**WORK REQUIRED:**
Exact reproduction of every record is required, and pictures are to be excluded.

Dataset entries:

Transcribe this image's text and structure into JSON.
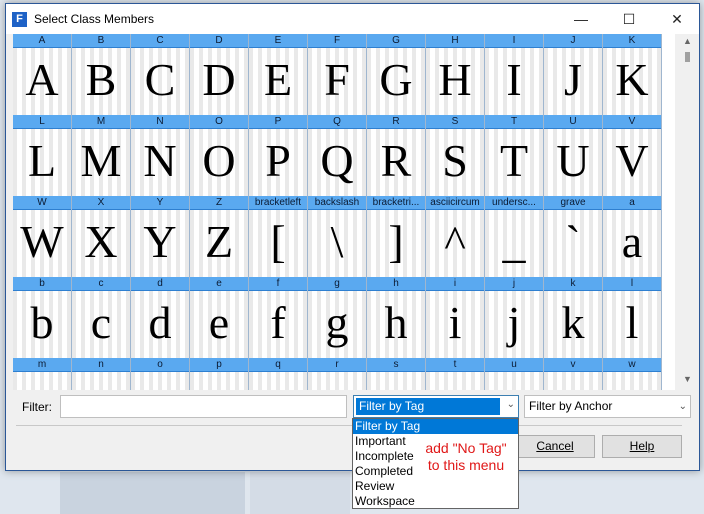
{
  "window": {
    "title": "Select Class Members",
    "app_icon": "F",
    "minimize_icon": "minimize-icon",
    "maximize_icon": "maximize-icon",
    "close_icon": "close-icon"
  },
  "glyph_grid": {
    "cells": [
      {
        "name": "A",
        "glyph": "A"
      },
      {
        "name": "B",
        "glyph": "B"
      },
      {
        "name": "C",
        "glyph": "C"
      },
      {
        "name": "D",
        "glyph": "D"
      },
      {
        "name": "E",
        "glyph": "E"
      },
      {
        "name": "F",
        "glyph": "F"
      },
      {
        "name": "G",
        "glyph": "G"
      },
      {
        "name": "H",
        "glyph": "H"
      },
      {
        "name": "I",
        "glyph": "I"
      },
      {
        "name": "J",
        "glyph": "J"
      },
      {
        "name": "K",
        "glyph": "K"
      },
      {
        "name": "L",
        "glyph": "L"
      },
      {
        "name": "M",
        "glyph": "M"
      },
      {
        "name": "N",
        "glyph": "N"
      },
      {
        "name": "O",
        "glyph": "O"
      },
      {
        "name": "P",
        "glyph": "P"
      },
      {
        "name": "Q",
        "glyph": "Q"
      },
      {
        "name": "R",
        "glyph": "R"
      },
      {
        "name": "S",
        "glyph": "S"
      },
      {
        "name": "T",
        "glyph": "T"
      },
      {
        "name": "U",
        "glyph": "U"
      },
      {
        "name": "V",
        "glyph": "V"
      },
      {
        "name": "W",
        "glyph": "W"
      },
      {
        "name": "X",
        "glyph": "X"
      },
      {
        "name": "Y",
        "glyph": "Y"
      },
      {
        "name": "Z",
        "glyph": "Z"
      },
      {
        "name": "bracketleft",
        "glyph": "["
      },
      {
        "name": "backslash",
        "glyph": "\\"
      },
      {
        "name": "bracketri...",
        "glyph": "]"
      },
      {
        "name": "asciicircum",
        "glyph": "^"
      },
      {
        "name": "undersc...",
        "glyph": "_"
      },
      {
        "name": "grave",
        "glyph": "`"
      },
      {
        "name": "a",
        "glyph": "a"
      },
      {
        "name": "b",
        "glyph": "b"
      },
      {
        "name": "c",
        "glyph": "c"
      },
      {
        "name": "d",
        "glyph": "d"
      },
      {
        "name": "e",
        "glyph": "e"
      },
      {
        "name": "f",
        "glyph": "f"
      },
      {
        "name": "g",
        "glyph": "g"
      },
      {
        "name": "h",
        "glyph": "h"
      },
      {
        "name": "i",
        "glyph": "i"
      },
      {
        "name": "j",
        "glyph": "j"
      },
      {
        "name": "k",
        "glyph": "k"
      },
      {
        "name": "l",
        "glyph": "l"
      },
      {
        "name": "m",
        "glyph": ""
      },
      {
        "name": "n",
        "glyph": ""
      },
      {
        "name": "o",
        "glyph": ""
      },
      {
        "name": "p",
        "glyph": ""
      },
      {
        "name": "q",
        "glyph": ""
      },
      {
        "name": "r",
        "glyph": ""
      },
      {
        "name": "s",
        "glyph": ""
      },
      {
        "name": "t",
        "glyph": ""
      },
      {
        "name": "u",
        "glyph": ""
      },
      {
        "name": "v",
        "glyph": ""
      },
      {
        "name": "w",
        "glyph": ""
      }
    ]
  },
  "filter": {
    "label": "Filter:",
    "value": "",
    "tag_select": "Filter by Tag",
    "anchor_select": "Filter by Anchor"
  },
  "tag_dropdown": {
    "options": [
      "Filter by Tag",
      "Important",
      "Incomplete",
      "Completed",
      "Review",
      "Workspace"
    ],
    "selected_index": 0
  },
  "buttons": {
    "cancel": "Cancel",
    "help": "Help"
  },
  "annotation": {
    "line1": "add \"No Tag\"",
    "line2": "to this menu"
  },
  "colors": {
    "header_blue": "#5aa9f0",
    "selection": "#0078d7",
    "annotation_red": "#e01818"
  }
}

**ANSWER FOR THIS EXERCISE:**
Transcribe this image's text and structure into JSON.
{
  "window": {
    "title": "Select Class Members",
    "app_icon": "F",
    "minimize_icon": "minimize-icon",
    "maximize_icon": "maximize-icon",
    "close_icon": "close-icon"
  },
  "glyph_grid": {
    "cells": [
      {
        "name": "A",
        "glyph": "A"
      },
      {
        "name": "B",
        "glyph": "B"
      },
      {
        "name": "C",
        "glyph": "C"
      },
      {
        "name": "D",
        "glyph": "D"
      },
      {
        "name": "E",
        "glyph": "E"
      },
      {
        "name": "F",
        "glyph": "F"
      },
      {
        "name": "G",
        "glyph": "G"
      },
      {
        "name": "H",
        "glyph": "H"
      },
      {
        "name": "I",
        "glyph": "I"
      },
      {
        "name": "J",
        "glyph": "J"
      },
      {
        "name": "K",
        "glyph": "K"
      },
      {
        "name": "L",
        "glyph": "L"
      },
      {
        "name": "M",
        "glyph": "M"
      },
      {
        "name": "N",
        "glyph": "N"
      },
      {
        "name": "O",
        "glyph": "O"
      },
      {
        "name": "P",
        "glyph": "P"
      },
      {
        "name": "Q",
        "glyph": "Q"
      },
      {
        "name": "R",
        "glyph": "R"
      },
      {
        "name": "S",
        "glyph": "S"
      },
      {
        "name": "T",
        "glyph": "T"
      },
      {
        "name": "U",
        "glyph": "U"
      },
      {
        "name": "V",
        "glyph": "V"
      },
      {
        "name": "W",
        "glyph": "W"
      },
      {
        "name": "X",
        "glyph": "X"
      },
      {
        "name": "Y",
        "glyph": "Y"
      },
      {
        "name": "Z",
        "glyph": "Z"
      },
      {
        "name": "bracketleft",
        "glyph": "["
      },
      {
        "name": "backslash",
        "glyph": "\\"
      },
      {
        "name": "bracketri...",
        "glyph": "]"
      },
      {
        "name": "asciicircum",
        "glyph": "^"
      },
      {
        "name": "undersc...",
        "glyph": "_"
      },
      {
        "name": "grave",
        "glyph": "`"
      },
      {
        "name": "a",
        "glyph": "a"
      },
      {
        "name": "b",
        "glyph": "b"
      },
      {
        "name": "c",
        "glyph": "c"
      },
      {
        "name": "d",
        "glyph": "d"
      },
      {
        "name": "e",
        "glyph": "e"
      },
      {
        "name": "f",
        "glyph": "f"
      },
      {
        "name": "g",
        "glyph": "g"
      },
      {
        "name": "h",
        "glyph": "h"
      },
      {
        "name": "i",
        "glyph": "i"
      },
      {
        "name": "j",
        "glyph": "j"
      },
      {
        "name": "k",
        "glyph": "k"
      },
      {
        "name": "l",
        "glyph": "l"
      },
      {
        "name": "m",
        "glyph": ""
      },
      {
        "name": "n",
        "glyph": ""
      },
      {
        "name": "o",
        "glyph": ""
      },
      {
        "name": "p",
        "glyph": ""
      },
      {
        "name": "q",
        "glyph": ""
      },
      {
        "name": "r",
        "glyph": ""
      },
      {
        "name": "s",
        "glyph": ""
      },
      {
        "name": "t",
        "glyph": ""
      },
      {
        "name": "u",
        "glyph": ""
      },
      {
        "name": "v",
        "glyph": ""
      },
      {
        "name": "w",
        "glyph": ""
      }
    ]
  },
  "filter": {
    "label": "Filter:",
    "value": "",
    "tag_select": "Filter by Tag",
    "anchor_select": "Filter by Anchor"
  },
  "tag_dropdown": {
    "options": [
      "Filter by Tag",
      "Important",
      "Incomplete",
      "Completed",
      "Review",
      "Workspace"
    ],
    "selected_index": 0
  },
  "buttons": {
    "cancel": "Cancel",
    "help": "Help"
  },
  "annotation": {
    "line1": "add \"No Tag\"",
    "line2": "to this menu"
  },
  "colors": {
    "header_blue": "#5aa9f0",
    "selection": "#0078d7",
    "annotation_red": "#e01818"
  }
}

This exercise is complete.